→ **Data**
───

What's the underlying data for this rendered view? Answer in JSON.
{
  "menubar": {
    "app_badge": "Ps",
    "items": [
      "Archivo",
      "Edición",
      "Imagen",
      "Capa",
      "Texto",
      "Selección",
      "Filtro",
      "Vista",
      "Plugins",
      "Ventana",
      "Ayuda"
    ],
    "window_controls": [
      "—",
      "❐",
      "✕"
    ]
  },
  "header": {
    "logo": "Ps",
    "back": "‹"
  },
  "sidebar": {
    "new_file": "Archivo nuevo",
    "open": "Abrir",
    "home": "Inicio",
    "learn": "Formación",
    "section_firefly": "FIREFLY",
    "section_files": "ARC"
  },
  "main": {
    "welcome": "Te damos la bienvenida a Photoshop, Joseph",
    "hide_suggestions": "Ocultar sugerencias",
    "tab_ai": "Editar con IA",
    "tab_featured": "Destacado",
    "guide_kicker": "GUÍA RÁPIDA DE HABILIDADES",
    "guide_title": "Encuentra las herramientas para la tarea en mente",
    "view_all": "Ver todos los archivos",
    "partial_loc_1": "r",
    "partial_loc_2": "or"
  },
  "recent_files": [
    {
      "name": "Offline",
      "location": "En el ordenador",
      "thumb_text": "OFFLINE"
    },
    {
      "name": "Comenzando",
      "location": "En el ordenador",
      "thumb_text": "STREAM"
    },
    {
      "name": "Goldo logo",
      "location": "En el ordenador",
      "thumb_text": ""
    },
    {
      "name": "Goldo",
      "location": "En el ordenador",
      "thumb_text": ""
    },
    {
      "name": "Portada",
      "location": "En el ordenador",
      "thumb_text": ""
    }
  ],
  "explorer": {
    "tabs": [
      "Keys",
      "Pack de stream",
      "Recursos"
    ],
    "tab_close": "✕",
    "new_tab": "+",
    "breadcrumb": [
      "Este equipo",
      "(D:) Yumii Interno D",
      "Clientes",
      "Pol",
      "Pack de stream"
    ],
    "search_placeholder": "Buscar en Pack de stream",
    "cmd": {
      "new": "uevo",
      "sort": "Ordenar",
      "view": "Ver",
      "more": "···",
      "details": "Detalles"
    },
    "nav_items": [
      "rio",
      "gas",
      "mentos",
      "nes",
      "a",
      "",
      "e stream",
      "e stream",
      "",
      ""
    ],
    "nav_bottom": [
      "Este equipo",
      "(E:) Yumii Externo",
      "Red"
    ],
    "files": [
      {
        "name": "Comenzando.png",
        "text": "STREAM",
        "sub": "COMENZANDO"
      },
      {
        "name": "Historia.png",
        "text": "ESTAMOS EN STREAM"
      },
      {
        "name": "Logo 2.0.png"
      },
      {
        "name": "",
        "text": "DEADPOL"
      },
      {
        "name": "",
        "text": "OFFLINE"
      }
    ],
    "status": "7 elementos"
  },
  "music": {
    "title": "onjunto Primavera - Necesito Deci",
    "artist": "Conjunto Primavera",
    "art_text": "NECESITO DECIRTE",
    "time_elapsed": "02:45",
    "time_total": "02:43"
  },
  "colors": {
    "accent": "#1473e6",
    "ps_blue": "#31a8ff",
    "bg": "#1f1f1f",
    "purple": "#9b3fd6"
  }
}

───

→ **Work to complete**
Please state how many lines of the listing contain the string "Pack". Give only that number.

→ **Result of this task**
3